Task requirements: Print what the records say exactly, and omit the pictures.

++++ Extracted information ++++

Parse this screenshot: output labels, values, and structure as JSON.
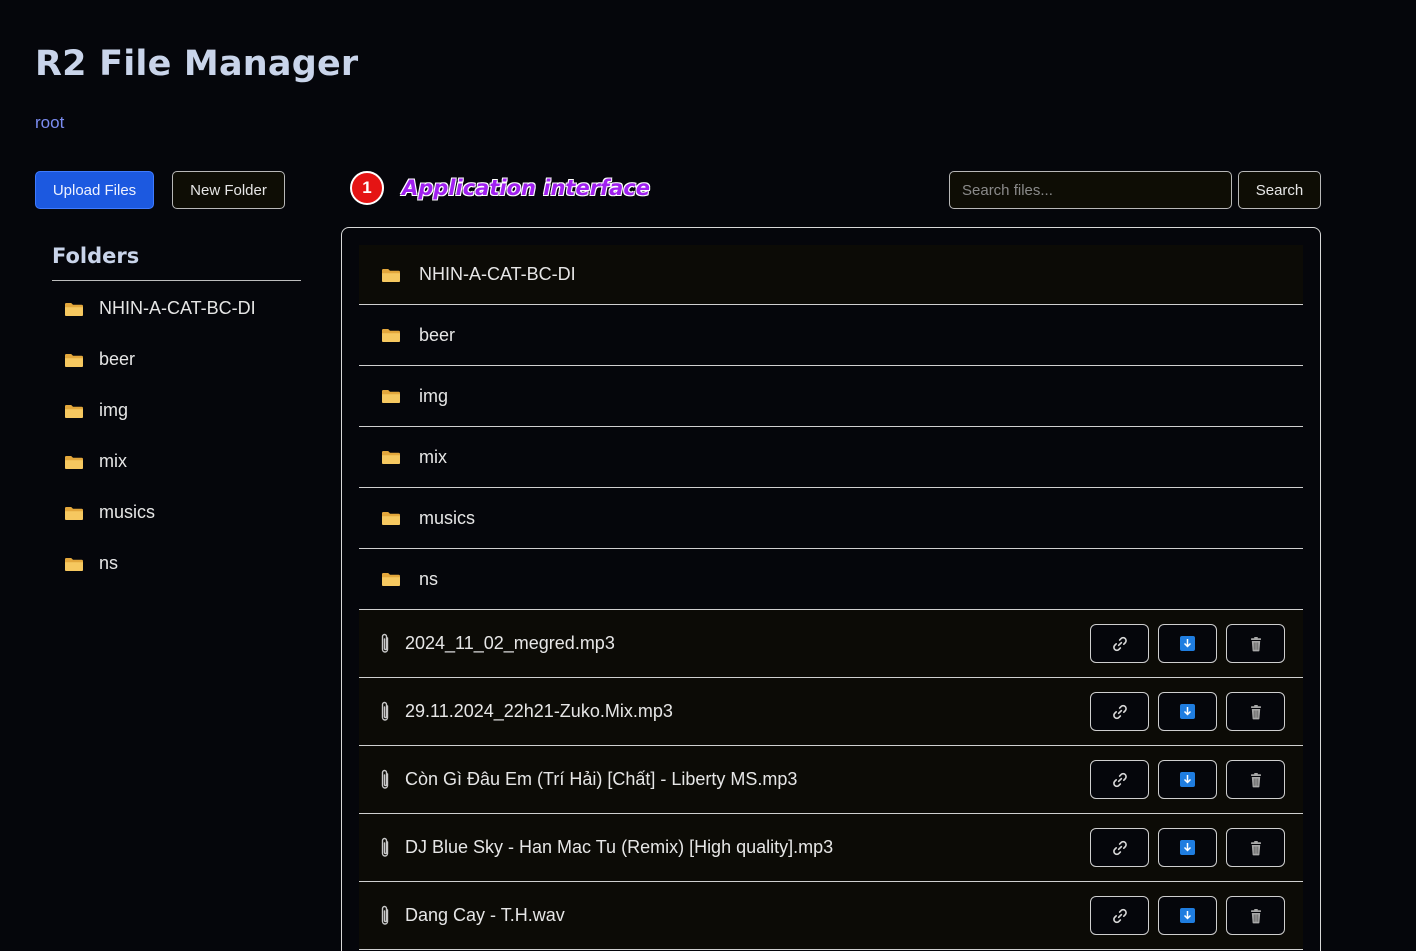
{
  "app": {
    "title": "R2 File Manager"
  },
  "breadcrumb": {
    "path": "root"
  },
  "toolbar": {
    "upload_label": "Upload Files",
    "new_folder_label": "New Folder",
    "search_placeholder": "Search files...",
    "search_label": "Search"
  },
  "annotation": {
    "number": "1",
    "text": "Application interface"
  },
  "sidebar": {
    "heading": "Folders",
    "items": [
      {
        "label": "NHIN-A-CAT-BC-DI"
      },
      {
        "label": "beer"
      },
      {
        "label": "img"
      },
      {
        "label": "mix"
      },
      {
        "label": "musics"
      },
      {
        "label": "ns"
      }
    ]
  },
  "main": {
    "folders": [
      {
        "label": "NHIN-A-CAT-BC-DI"
      },
      {
        "label": "beer"
      },
      {
        "label": "img"
      },
      {
        "label": "mix"
      },
      {
        "label": "musics"
      },
      {
        "label": "ns"
      }
    ],
    "files": [
      {
        "name": "2024_11_02_megred.mp3"
      },
      {
        "name": "29.11.2024_22h21-Zuko.Mix.mp3"
      },
      {
        "name": "Còn Gì Đâu Em (Trí Hải) [Chất] - Liberty MS.mp3"
      },
      {
        "name": "DJ Blue Sky - Han Mac Tu (Remix) [High quality].mp3"
      },
      {
        "name": "Dang Cay - T.H.wav"
      }
    ]
  },
  "icons": {
    "folder": "folder-icon",
    "file": "paperclip-icon",
    "copy_link": "link-icon",
    "download": "download-icon",
    "delete": "trash-icon"
  },
  "colors": {
    "background": "#05060b",
    "accent": "#1c59e0",
    "folder": "#f6c860",
    "annotation_badge": "#e51414",
    "annotation_text": "#a020f0"
  }
}
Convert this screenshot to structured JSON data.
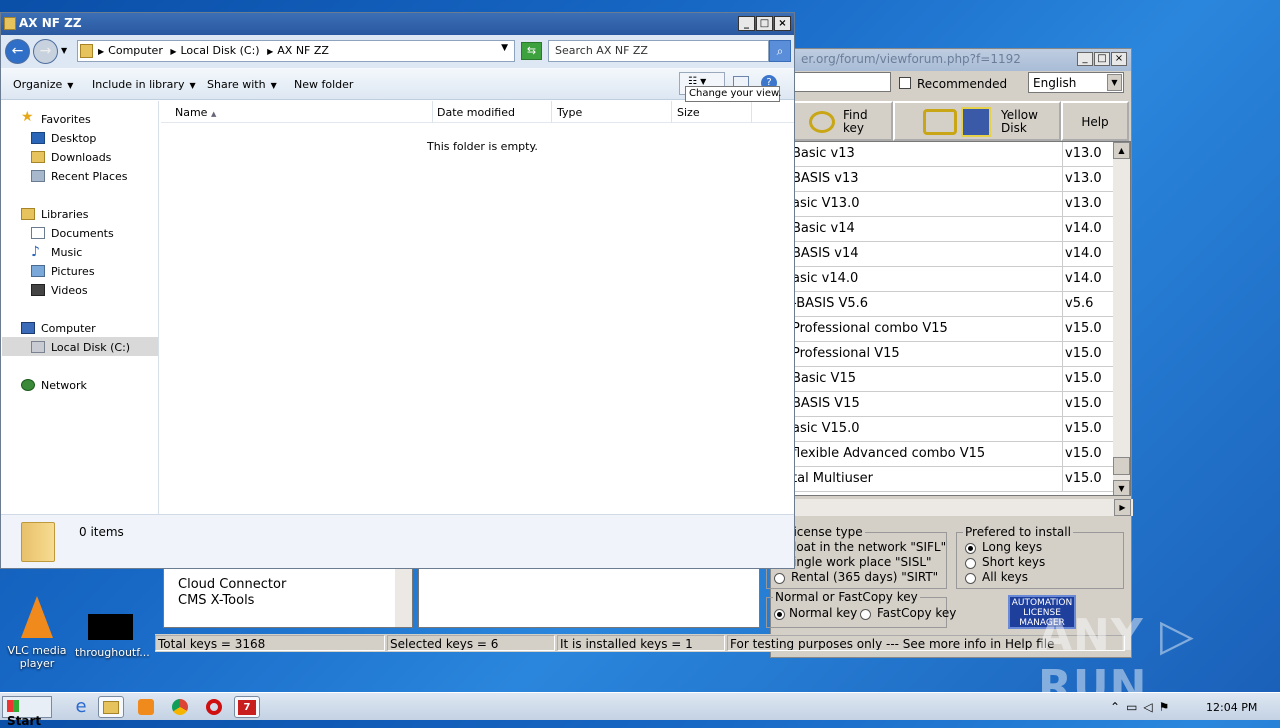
{
  "bg_app": {
    "title_url": "er.org/forum/viewforum.php?f=1192",
    "recommended_label": "Recommended",
    "language": "English",
    "buttons": {
      "find_key": "Find key",
      "yellow_disk": "Yellow Disk",
      "help": "Help"
    },
    "keys": [
      {
        "name": "Basic v13",
        "version": "v13.0"
      },
      {
        "name": "BASIS v13",
        "version": "v13.0"
      },
      {
        "name": "asic V13.0",
        "version": "v13.0"
      },
      {
        "name": "Basic v14",
        "version": "v14.0"
      },
      {
        "name": "BASIS v14",
        "version": "v14.0"
      },
      {
        "name": "asic v14.0",
        "version": "v14.0"
      },
      {
        "name": "-BASIS V5.6",
        "version": "v5.6"
      },
      {
        "name": "Professional combo V15",
        "version": "v15.0"
      },
      {
        "name": "Professional V15",
        "version": "v15.0"
      },
      {
        "name": "Basic V15",
        "version": "v15.0"
      },
      {
        "name": "BASIS V15",
        "version": "v15.0"
      },
      {
        "name": "asic V15.0",
        "version": "v15.0"
      },
      {
        "name": "flexible Advanced combo V15",
        "version": "v15.0"
      },
      {
        "name": "tal Multiuser",
        "version": "v15.0"
      }
    ],
    "license_group_title": "ct license type",
    "license_options": [
      "loat in the network \"SIFL\"",
      "ingle work place \"SISL\"",
      "Rental (365 days) \"SIRT\""
    ],
    "install_group_title": "Prefered to install",
    "install_options": [
      "Long keys",
      "Short keys",
      "All keys"
    ],
    "copy_group_title": "Normal or FastCopy key",
    "copy_options": [
      "Normal key",
      "FastCopy key"
    ],
    "auto_license": "AUTOMATION LICENSE MANAGER",
    "tree_items": [
      "Cloud Connector",
      "CMS X-Tools"
    ],
    "status": {
      "total": "Total keys = 3168",
      "selected": "Selected keys = 6",
      "installed": "It is installed keys = 1",
      "testing": "For testing purposes only --- See more info in Help file"
    }
  },
  "explorer": {
    "title": "AX NF ZZ",
    "breadcrumb": [
      "Computer",
      "Local Disk (C:)",
      "AX NF ZZ"
    ],
    "search_placeholder": "Search AX NF ZZ",
    "commands": {
      "organize": "Organize",
      "include": "Include in library",
      "share": "Share with",
      "new_folder": "New folder"
    },
    "tooltip": "Change your view.",
    "nav": {
      "favorites": "Favorites",
      "desktop": "Desktop",
      "downloads": "Downloads",
      "recent": "Recent Places",
      "libraries": "Libraries",
      "documents": "Documents",
      "music": "Music",
      "pictures": "Pictures",
      "videos": "Videos",
      "computer": "Computer",
      "local_disk": "Local Disk (C:)",
      "network": "Network"
    },
    "columns": {
      "name": "Name",
      "date": "Date modified",
      "type": "Type",
      "size": "Size"
    },
    "empty_message": "This folder is empty.",
    "item_count": "0 items"
  },
  "desktop": {
    "vlc_label": "VLC media player",
    "thr_label": "throughoutf..."
  },
  "taskbar": {
    "start": "Start",
    "clock": "12:04 PM"
  },
  "watermark": "ANY ▷ RUN"
}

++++

Your solution:
Parse this screenshot: output labels, values, and structure as JSON.
{
  "app": {
    "title": "R2 File Manager"
  },
  "breadcrumb": {
    "path": "root"
  },
  "toolbar": {
    "upload_label": "Upload Files",
    "new_folder_label": "New Folder",
    "search_placeholder": "Search files...",
    "search_label": "Search"
  },
  "annotation": {
    "number": "1",
    "text": "Application interface"
  },
  "sidebar": {
    "heading": "Folders",
    "items": [
      {
        "label": "NHIN-A-CAT-BC-DI"
      },
      {
        "label": "beer"
      },
      {
        "label": "img"
      },
      {
        "label": "mix"
      },
      {
        "label": "musics"
      },
      {
        "label": "ns"
      }
    ]
  },
  "main": {
    "folders": [
      {
        "label": "NHIN-A-CAT-BC-DI"
      },
      {
        "label": "beer"
      },
      {
        "label": "img"
      },
      {
        "label": "mix"
      },
      {
        "label": "musics"
      },
      {
        "label": "ns"
      }
    ],
    "files": [
      {
        "name": "2024_11_02_megred.mp3"
      },
      {
        "name": "29.11.2024_22h21-Zuko.Mix.mp3"
      },
      {
        "name": "Còn Gì Đâu Em (Trí Hải) [Chất] - Liberty MS.mp3"
      },
      {
        "name": "DJ Blue Sky - Han Mac Tu (Remix) [High quality].mp3"
      },
      {
        "name": "Dang Cay - T.H.wav"
      }
    ]
  },
  "icons": {
    "folder": "folder-icon",
    "file": "paperclip-icon",
    "copy_link": "link-icon",
    "download": "download-icon",
    "delete": "trash-icon"
  },
  "colors": {
    "background": "#05060b",
    "accent": "#1c59e0",
    "folder": "#f6c860",
    "annotation_badge": "#e51414",
    "annotation_text": "#a020f0"
  }
}
Convert this screenshot to structured JSON data.
{
  "bg_app": {
    "title_url": "er.org/forum/viewforum.php?f=1192",
    "recommended_label": "Recommended",
    "language": "English",
    "buttons": {
      "find_key": "Find key",
      "yellow_disk": "Yellow Disk",
      "help": "Help"
    },
    "keys": [
      {
        "name": "Basic v13",
        "version": "v13.0"
      },
      {
        "name": "BASIS v13",
        "version": "v13.0"
      },
      {
        "name": "asic V13.0",
        "version": "v13.0"
      },
      {
        "name": "Basic v14",
        "version": "v14.0"
      },
      {
        "name": "BASIS v14",
        "version": "v14.0"
      },
      {
        "name": "asic v14.0",
        "version": "v14.0"
      },
      {
        "name": "-BASIS V5.6",
        "version": "v5.6"
      },
      {
        "name": "Professional combo V15",
        "version": "v15.0"
      },
      {
        "name": "Professional V15",
        "version": "v15.0"
      },
      {
        "name": "Basic V15",
        "version": "v15.0"
      },
      {
        "name": "BASIS V15",
        "version": "v15.0"
      },
      {
        "name": "asic V15.0",
        "version": "v15.0"
      },
      {
        "name": "flexible Advanced combo V15",
        "version": "v15.0"
      },
      {
        "name": "tal Multiuser",
        "version": "v15.0"
      }
    ],
    "license_group_title": "ct license type",
    "license_options": [
      "loat in the network \"SIFL\"",
      "ingle work place \"SISL\"",
      "Rental (365 days) \"SIRT\""
    ],
    "install_group_title": "Prefered to install",
    "install_options": [
      "Long keys",
      "Short keys",
      "All keys"
    ],
    "copy_group_title": "Normal or FastCopy key",
    "copy_options": [
      "Normal key",
      "FastCopy key"
    ],
    "auto_license": "AUTOMATION LICENSE MANAGER",
    "tree_items": [
      "Cloud Connector",
      "CMS X-Tools"
    ],
    "status": {
      "total": "Total keys = 3168",
      "selected": "Selected keys = 6",
      "installed": "It is installed keys = 1",
      "testing": "For testing purposes only --- See more info in Help file"
    }
  },
  "explorer": {
    "title": "AX NF ZZ",
    "breadcrumb": [
      "Computer",
      "Local Disk (C:)",
      "AX NF ZZ"
    ],
    "search_placeholder": "Search AX NF ZZ",
    "commands": {
      "organize": "Organize",
      "include": "Include in library",
      "share": "Share with",
      "new_folder": "New folder"
    },
    "tooltip": "Change your view.",
    "nav": {
      "favorites": "Favorites",
      "desktop": "Desktop",
      "downloads": "Downloads",
      "recent": "Recent Places",
      "libraries": "Libraries",
      "documents": "Documents",
      "music": "Music",
      "pictures": "Pictures",
      "videos": "Videos",
      "computer": "Computer",
      "local_disk": "Local Disk (C:)",
      "network": "Network"
    },
    "columns": {
      "name": "Name",
      "date": "Date modified",
      "type": "Type",
      "size": "Size"
    },
    "empty_message": "This folder is empty.",
    "item_count": "0 items"
  },
  "desktop": {
    "vlc_label": "VLC media player",
    "thr_label": "throughoutf..."
  },
  "taskbar": {
    "start": "Start",
    "clock": "12:04 PM"
  },
  "watermark": "ANY ▷ RUN"
}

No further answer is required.